Rebirth manifested itself in an understanding that I experience life as a person of color from East Los Angeles, but with an added layer of queerness representative of a whole community inside East LA; and that this experience was shaped by interactions with systems of power impacting our lives on the daily. Like any system of power, there is always a top and a bottom; there is always one who benefits at the expense of another. In regards to environmental racism, for example, white affluent communities benefit at the expense of low income, under-resourced communities of color. Queer people, like people of color in this system, do not fit the status quo, are marginalized and with this marginalization comes lack of access to power and resources and a specific placing of a community at the lower end of an economic, political, and social power spectrum.

We have recently seen an increase in attacks on queer and communities of color. Attacks on our Trans family and black and brown bodies have brought about a forced conversation of institutionalized and state sponsored violence. Through the queer person of color lens, I have come to understand that living in areas that are highly contaminated and face constant physical violence is not accidental. The same way that rich neighborhoods are kept clean, is the same way that our neighborhoods are kept dirty, drug and violence infested. We are placed in locations where lack of resources translate to lack of education, limited social influence, and increased levels of targeted violence toward our queer and trans communities.

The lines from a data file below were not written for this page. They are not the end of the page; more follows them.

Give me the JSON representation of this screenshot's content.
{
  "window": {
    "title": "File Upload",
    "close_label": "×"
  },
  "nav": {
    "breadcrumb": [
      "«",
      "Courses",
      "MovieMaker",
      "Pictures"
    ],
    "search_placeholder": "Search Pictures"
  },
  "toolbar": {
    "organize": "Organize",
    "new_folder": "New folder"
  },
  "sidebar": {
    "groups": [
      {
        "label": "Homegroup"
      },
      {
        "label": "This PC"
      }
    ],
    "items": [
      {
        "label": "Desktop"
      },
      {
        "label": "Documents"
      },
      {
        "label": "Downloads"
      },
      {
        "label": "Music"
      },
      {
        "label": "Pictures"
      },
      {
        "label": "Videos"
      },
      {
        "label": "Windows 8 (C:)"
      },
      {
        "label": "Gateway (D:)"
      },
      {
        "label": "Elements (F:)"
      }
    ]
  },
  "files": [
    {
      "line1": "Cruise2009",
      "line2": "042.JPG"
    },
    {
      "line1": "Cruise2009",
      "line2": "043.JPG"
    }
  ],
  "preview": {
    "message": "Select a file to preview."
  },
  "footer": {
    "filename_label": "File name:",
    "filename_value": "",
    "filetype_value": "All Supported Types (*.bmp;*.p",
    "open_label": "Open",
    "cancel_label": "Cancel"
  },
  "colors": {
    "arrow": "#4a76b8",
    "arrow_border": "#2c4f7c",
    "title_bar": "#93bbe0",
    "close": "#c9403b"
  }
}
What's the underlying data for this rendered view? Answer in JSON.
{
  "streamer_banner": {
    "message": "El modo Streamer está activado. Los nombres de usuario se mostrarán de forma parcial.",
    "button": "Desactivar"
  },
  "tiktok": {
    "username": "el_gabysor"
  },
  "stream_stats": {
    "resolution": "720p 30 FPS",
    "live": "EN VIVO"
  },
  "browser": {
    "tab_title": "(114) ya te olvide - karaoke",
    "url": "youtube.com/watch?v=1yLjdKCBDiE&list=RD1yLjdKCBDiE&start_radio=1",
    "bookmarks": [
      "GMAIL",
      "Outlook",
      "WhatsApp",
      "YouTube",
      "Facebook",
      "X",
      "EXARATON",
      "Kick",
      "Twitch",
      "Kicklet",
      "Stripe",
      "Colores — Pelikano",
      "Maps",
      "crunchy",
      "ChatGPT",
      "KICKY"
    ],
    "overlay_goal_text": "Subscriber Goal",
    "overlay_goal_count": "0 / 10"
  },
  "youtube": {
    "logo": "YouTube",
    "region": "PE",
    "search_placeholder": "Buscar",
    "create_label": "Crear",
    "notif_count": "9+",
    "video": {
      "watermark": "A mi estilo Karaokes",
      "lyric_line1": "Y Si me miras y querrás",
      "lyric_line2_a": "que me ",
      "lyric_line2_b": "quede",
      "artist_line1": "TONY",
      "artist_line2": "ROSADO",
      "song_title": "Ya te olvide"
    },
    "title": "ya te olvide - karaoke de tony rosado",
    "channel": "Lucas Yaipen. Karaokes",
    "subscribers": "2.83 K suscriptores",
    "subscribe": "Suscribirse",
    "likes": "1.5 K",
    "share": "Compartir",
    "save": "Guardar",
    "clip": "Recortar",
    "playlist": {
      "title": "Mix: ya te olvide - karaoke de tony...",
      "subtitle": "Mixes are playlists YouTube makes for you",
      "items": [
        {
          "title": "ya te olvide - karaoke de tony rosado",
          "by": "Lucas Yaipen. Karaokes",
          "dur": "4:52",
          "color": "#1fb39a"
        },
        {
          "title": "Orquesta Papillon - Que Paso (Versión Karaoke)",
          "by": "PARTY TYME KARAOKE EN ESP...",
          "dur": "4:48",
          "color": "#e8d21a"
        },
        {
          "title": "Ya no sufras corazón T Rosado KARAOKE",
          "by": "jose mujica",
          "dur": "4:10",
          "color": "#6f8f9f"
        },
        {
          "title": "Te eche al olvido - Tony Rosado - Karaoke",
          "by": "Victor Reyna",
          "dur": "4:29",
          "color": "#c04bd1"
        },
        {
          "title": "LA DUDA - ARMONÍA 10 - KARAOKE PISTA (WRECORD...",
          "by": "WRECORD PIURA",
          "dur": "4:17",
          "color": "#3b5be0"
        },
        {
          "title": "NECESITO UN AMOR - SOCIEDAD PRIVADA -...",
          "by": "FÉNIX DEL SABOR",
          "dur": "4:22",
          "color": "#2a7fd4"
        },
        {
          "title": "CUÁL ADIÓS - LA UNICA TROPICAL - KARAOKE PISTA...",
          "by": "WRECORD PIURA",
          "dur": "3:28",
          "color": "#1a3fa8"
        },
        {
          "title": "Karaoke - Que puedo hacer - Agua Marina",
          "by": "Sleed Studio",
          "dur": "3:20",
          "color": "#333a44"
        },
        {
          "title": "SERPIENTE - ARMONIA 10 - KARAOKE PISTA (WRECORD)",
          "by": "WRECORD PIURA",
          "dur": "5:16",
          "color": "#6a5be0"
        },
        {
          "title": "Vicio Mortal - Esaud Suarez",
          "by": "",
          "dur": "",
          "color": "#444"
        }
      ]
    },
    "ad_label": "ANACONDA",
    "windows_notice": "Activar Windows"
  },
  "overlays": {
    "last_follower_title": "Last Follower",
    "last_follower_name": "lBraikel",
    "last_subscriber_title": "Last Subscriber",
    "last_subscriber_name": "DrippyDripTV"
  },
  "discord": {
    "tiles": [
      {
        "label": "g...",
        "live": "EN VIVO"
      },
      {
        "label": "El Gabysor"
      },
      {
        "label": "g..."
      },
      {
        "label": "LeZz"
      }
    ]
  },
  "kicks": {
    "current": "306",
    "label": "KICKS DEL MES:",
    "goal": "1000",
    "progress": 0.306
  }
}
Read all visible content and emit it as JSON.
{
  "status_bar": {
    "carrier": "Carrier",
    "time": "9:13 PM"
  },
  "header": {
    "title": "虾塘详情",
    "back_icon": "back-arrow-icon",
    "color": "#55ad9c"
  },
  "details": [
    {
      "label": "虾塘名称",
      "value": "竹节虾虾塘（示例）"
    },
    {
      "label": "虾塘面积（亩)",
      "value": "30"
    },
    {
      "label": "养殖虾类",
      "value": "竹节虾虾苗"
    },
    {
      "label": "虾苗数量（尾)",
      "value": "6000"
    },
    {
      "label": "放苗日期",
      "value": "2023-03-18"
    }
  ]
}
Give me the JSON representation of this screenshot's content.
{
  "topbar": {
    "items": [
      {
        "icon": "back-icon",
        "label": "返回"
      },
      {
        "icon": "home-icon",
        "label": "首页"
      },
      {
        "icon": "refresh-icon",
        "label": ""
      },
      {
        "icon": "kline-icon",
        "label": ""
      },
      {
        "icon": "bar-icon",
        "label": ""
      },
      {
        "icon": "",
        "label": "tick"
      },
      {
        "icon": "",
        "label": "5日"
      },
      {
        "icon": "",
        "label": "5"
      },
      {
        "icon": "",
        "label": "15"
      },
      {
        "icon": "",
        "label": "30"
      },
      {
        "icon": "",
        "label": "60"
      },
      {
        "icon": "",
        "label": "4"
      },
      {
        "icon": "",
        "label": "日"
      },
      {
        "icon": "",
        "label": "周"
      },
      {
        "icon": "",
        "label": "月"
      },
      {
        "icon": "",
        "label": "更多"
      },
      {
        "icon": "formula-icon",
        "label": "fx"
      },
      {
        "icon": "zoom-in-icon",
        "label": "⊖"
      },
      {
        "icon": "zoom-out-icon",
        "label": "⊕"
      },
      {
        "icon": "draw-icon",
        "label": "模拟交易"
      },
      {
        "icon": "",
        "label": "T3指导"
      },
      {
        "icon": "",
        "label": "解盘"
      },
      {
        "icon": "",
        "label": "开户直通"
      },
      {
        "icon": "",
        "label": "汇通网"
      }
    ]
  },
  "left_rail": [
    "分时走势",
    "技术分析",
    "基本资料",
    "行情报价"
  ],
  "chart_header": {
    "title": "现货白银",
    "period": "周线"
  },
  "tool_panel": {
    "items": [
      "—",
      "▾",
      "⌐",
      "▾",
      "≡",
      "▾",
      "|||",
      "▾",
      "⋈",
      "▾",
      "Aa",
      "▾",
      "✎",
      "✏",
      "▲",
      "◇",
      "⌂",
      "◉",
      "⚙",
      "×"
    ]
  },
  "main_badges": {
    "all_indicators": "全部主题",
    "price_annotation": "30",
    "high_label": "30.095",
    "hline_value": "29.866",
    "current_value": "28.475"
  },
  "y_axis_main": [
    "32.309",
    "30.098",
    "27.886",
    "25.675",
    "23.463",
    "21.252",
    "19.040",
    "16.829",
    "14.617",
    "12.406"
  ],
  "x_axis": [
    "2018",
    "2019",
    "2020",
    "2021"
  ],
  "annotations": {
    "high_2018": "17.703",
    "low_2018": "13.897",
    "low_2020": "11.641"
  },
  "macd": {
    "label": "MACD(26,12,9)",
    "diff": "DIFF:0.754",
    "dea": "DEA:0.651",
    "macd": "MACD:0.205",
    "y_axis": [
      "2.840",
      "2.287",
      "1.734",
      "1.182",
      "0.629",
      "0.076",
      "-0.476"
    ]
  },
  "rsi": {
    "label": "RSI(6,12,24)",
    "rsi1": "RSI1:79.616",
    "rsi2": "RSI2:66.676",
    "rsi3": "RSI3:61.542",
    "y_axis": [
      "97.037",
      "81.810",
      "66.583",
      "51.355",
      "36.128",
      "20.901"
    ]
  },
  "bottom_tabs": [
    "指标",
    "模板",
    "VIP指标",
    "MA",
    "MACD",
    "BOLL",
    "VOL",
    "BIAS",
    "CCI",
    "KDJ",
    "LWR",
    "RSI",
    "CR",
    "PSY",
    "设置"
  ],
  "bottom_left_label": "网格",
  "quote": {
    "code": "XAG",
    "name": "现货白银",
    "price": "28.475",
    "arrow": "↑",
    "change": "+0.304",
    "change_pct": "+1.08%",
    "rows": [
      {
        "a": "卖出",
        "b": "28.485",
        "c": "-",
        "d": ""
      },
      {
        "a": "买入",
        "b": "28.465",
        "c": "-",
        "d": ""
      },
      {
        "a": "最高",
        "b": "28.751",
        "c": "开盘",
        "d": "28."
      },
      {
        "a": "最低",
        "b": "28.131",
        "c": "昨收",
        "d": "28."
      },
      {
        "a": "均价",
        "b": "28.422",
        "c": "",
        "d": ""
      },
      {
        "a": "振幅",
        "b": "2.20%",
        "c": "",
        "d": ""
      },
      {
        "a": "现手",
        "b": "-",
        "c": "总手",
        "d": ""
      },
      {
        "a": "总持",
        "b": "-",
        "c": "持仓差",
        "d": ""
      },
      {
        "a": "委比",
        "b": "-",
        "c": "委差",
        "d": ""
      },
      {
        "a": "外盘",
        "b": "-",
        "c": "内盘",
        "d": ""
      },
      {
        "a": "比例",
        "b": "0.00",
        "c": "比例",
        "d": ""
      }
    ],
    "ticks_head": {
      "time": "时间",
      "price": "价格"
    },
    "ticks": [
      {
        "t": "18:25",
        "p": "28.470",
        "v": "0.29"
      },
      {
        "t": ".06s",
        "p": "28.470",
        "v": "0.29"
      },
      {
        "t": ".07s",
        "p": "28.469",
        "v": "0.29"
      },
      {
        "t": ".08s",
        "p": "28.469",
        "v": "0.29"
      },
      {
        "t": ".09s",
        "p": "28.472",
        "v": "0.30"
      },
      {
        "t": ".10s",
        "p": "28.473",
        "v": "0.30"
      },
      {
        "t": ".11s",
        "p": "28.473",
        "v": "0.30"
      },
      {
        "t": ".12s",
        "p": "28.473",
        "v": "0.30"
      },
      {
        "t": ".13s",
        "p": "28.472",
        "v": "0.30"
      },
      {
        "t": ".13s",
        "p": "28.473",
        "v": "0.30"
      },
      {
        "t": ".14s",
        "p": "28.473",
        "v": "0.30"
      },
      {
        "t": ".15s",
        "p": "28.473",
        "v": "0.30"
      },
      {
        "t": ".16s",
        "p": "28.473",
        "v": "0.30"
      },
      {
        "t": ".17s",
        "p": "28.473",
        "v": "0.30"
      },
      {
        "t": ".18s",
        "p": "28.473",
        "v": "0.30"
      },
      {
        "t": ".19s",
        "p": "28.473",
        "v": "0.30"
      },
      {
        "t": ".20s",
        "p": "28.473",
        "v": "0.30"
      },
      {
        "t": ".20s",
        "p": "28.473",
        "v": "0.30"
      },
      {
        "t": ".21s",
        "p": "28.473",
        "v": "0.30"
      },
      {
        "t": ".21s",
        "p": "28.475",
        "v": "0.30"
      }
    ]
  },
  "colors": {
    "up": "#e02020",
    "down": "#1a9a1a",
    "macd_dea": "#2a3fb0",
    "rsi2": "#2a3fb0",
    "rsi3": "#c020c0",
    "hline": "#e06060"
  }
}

My queerness taught me that the same structure that is creating and maintaining neighborhoods like East LA, Bell Gardens, Long Beach and Commerce under contaminated life threatening living conditions is the same structure creating and maintaining violence toward my LGBTQ community; and that both are active acts of violence. Environmental Racism and homophobia are born out of systems of oppression, and like any form of oppression, they manifest internally, interpersonally, and are rooted in the same institutional problem.”